/---

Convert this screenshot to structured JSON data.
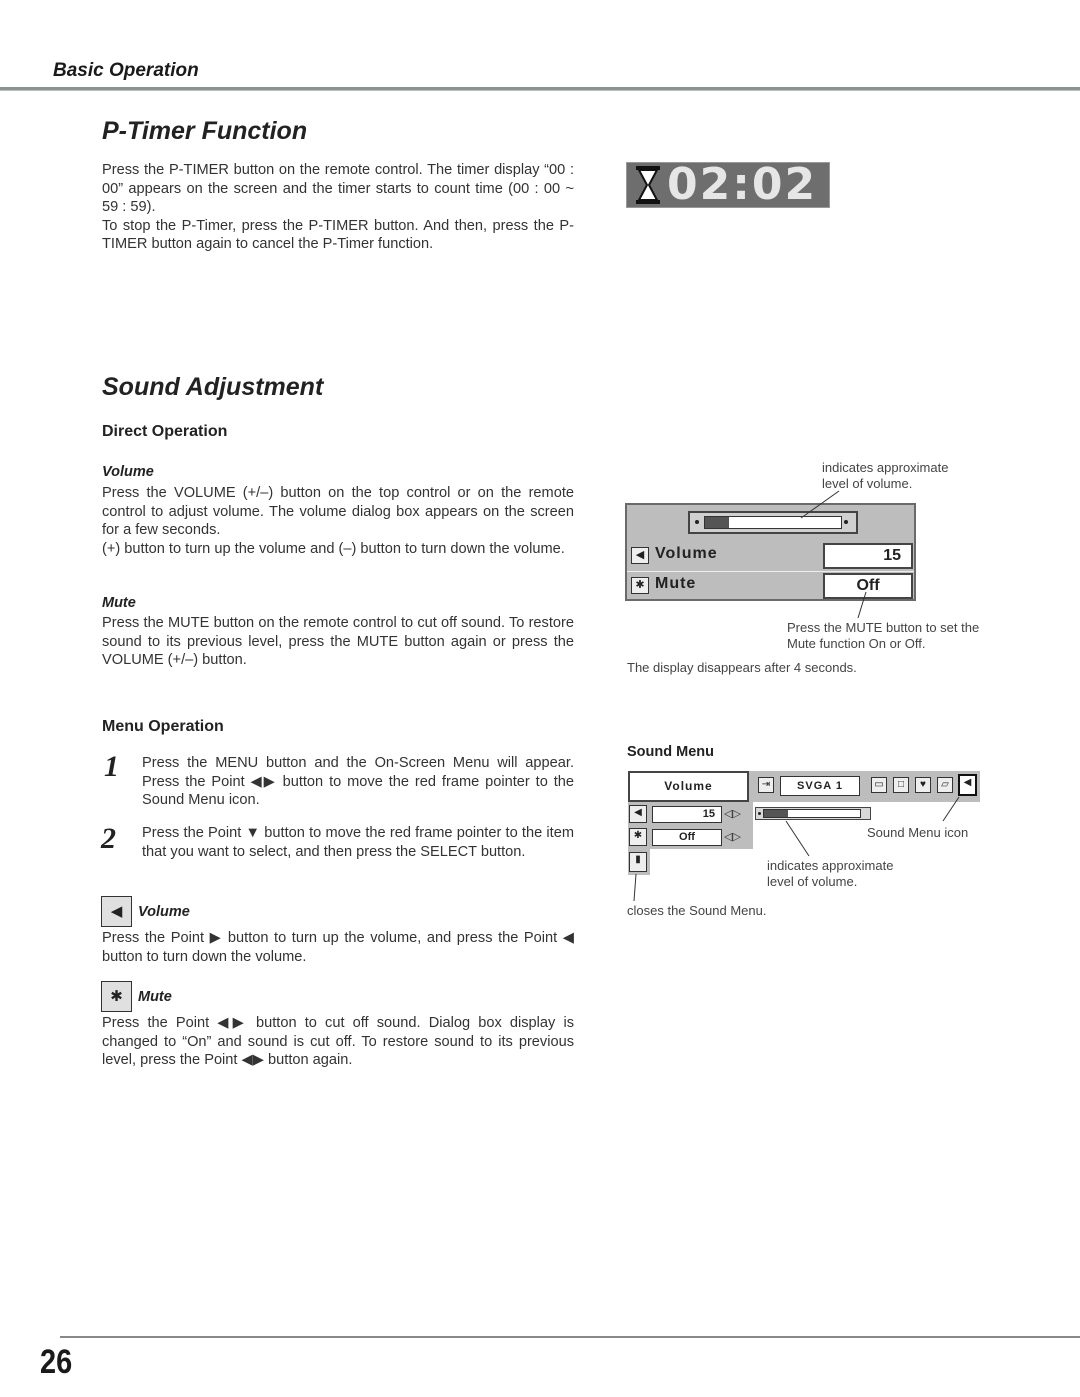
{
  "header": {
    "section": "Basic Operation"
  },
  "ptimer": {
    "title": "P-Timer Function",
    "paragraphs": [
      "Press the P-TIMER button on the remote control.  The timer display “00 : 00” appears on the screen and the timer starts to count time (00 : 00 ~ 59 : 59).",
      "To stop the P-Timer, press the P-TIMER button.  And then, press the P-TIMER button again to cancel the  P-Timer function."
    ],
    "display": {
      "icon": "hourglass-icon",
      "time": "02:02"
    }
  },
  "sound": {
    "title": "Sound Adjustment",
    "direct": {
      "heading": "Direct Operation",
      "volume_heading": "Volume",
      "volume_paragraphs": [
        "Press the VOLUME (+/–) button on the top control or on the remote control to adjust volume.  The volume dialog box appears on the screen for a few seconds.",
        "(+) button to turn up the volume and (–) button to turn down the volume."
      ],
      "mute_heading": "Mute",
      "mute_paragraph": "Press the MUTE button on the remote control to cut off sound.  To restore sound to its previous level, press the MUTE button again or press the VOLUME (+/–) button."
    },
    "dialog": {
      "caption_level": "indicates approximate level of volume.",
      "volume_label": "Volume",
      "volume_value": "15",
      "volume_level_fraction": 0.18,
      "mute_label": "Mute",
      "mute_value": "Off",
      "caption_mute": "Press the MUTE button to set the Mute function On or Off.",
      "caption_disappear": "The display disappears after 4 seconds.",
      "icons": {
        "volume": "speaker-icon",
        "mute": "mute-icon"
      }
    },
    "menu": {
      "heading": "Menu Operation",
      "steps": [
        {
          "num": "1",
          "text": "Press the MENU button and the On-Screen Menu will appear.  Press the Point ◀▶ button to move the red frame pointer to the Sound Menu icon."
        },
        {
          "num": "2",
          "text": "Press the Point ▼ button to move the red frame pointer to the item that you want to select, and then press the SELECT button."
        }
      ],
      "volume_heading": "Volume",
      "volume_paragraph": "Press the Point  ▶ button to turn up the volume, and press the Point ◀ button to turn down the volume.",
      "mute_heading": "Mute",
      "mute_paragraph": "Press the Point ◀▶ button to cut off sound.  Dialog box display is changed to “On” and sound is cut off.  To restore sound to its previous level, press the Point ◀▶ button again."
    },
    "sound_menu": {
      "heading": "Sound Menu",
      "selected_label": "Volume",
      "source_label": "SVGA 1",
      "volume_value": "15",
      "volume_level_fraction": 0.25,
      "mute_value": "Off",
      "caption_icon": "Sound Menu icon",
      "caption_level": "indicates approximate level of volume.",
      "caption_close": "closes the Sound Menu."
    }
  },
  "footer": {
    "page_number": "26"
  }
}
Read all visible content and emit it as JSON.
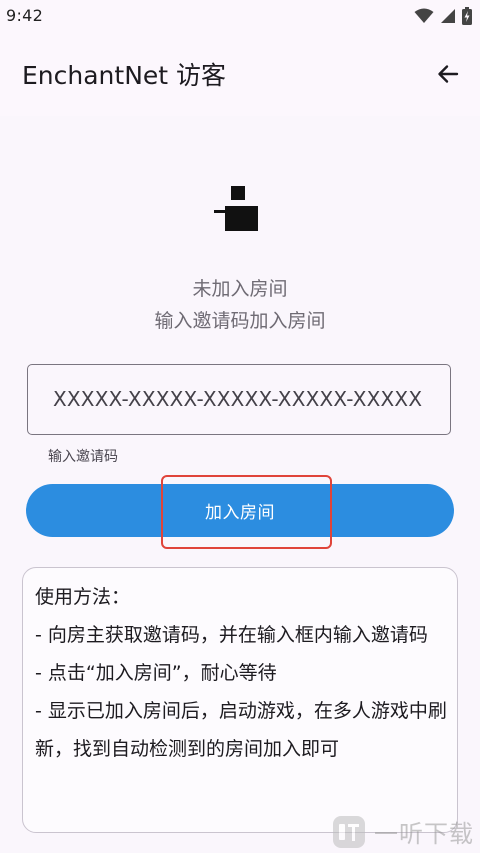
{
  "status_bar": {
    "time": "9:42"
  },
  "app_bar": {
    "title": "EnchantNet 访客",
    "back_icon": "arrow-left-icon"
  },
  "empty_state": {
    "icon": "room-icon",
    "line1": "未加入房间",
    "line2": "输入邀请码加入房间"
  },
  "invite": {
    "value": "XXXXX-XXXXX-XXXXX-XXXXX-XXXXX",
    "helper": "输入邀请码"
  },
  "join_button": {
    "label": "加入房间",
    "color": "#2c8de0"
  },
  "usage": {
    "title": "使用方法：",
    "step1": "- 向房主获取邀请码，并在输入框内输入邀请码",
    "step2": "- 点击“加入房间”，耐心等待",
    "step3": "- 显示已加入房间后，启动游戏，在多人游戏中刷新，找到自动检测到的房间加入即可"
  },
  "watermark": {
    "text": "一听下载"
  },
  "colors": {
    "highlight": "#e0443a",
    "background": "#fcf7fd"
  }
}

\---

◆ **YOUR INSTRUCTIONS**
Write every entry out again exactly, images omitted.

◆ **RESULT FOR THIS EXERCISE**
Convert this screenshot to structured JSON data.
{
  "header": {
    "section": "Basic Operation"
  },
  "ptimer": {
    "title": "P-Timer Function",
    "paragraphs": [
      "Press the P-TIMER button on the remote control.  The timer display “00 : 00” appears on the screen and the timer starts to count time (00 : 00 ~ 59 : 59).",
      "To stop the P-Timer, press the P-TIMER button.  And then, press the P-TIMER button again to cancel the  P-Timer function."
    ],
    "display": {
      "icon": "hourglass-icon",
      "time": "02:02"
    }
  },
  "sound": {
    "title": "Sound Adjustment",
    "direct": {
      "heading": "Direct Operation",
      "volume_heading": "Volume",
      "volume_paragraphs": [
        "Press the VOLUME (+/–) button on the top control or on the remote control to adjust volume.  The volume dialog box appears on the screen for a few seconds.",
        "(+) button to turn up the volume and (–) button to turn down the volume."
      ],
      "mute_heading": "Mute",
      "mute_paragraph": "Press the MUTE button on the remote control to cut off sound.  To restore sound to its previous level, press the MUTE button again or press the VOLUME (+/–) button."
    },
    "dialog": {
      "caption_level": "indicates approximate level of volume.",
      "volume_label": "Volume",
      "volume_value": "15",
      "volume_level_fraction": 0.18,
      "mute_label": "Mute",
      "mute_value": "Off",
      "caption_mute": "Press the MUTE button to set the Mute function On or Off.",
      "caption_disappear": "The display disappears after 4 seconds.",
      "icons": {
        "volume": "speaker-icon",
        "mute": "mute-icon"
      }
    },
    "menu": {
      "heading": "Menu Operation",
      "steps": [
        {
          "num": "1",
          "text": "Press the MENU button and the On-Screen Menu will appear.  Press the Point ◀▶ button to move the red frame pointer to the Sound Menu icon."
        },
        {
          "num": "2",
          "text": "Press the Point ▼ button to move the red frame pointer to the item that you want to select, and then press the SELECT button."
        }
      ],
      "volume_heading": "Volume",
      "volume_paragraph": "Press the Point  ▶ button to turn up the volume, and press the Point ◀ button to turn down the volume.",
      "mute_heading": "Mute",
      "mute_paragraph": "Press the Point ◀▶ button to cut off sound.  Dialog box display is changed to “On” and sound is cut off.  To restore sound to its previous level, press the Point ◀▶ button again."
    },
    "sound_menu": {
      "heading": "Sound Menu",
      "selected_label": "Volume",
      "source_label": "SVGA 1",
      "volume_value": "15",
      "volume_level_fraction": 0.25,
      "mute_value": "Off",
      "caption_icon": "Sound Menu icon",
      "caption_level": "indicates approximate level of volume.",
      "caption_close": "closes the Sound Menu."
    }
  },
  "footer": {
    "page_number": "26"
  }
}
Read all visible content and emit it as JSON.
{
  "status_bar": {
    "time": "9:42"
  },
  "app_bar": {
    "title": "EnchantNet 访客",
    "back_icon": "arrow-left-icon"
  },
  "empty_state": {
    "icon": "room-icon",
    "line1": "未加入房间",
    "line2": "输入邀请码加入房间"
  },
  "invite": {
    "value": "XXXXX-XXXXX-XXXXX-XXXXX-XXXXX",
    "helper": "输入邀请码"
  },
  "join_button": {
    "label": "加入房间",
    "color": "#2c8de0"
  },
  "usage": {
    "title": "使用方法：",
    "step1": "- 向房主获取邀请码，并在输入框内输入邀请码",
    "step2": "- 点击“加入房间”，耐心等待",
    "step3": "- 显示已加入房间后，启动游戏，在多人游戏中刷新，找到自动检测到的房间加入即可"
  },
  "watermark": {
    "text": "一听下载"
  },
  "colors": {
    "highlight": "#e0443a",
    "background": "#fcf7fd"
  }
}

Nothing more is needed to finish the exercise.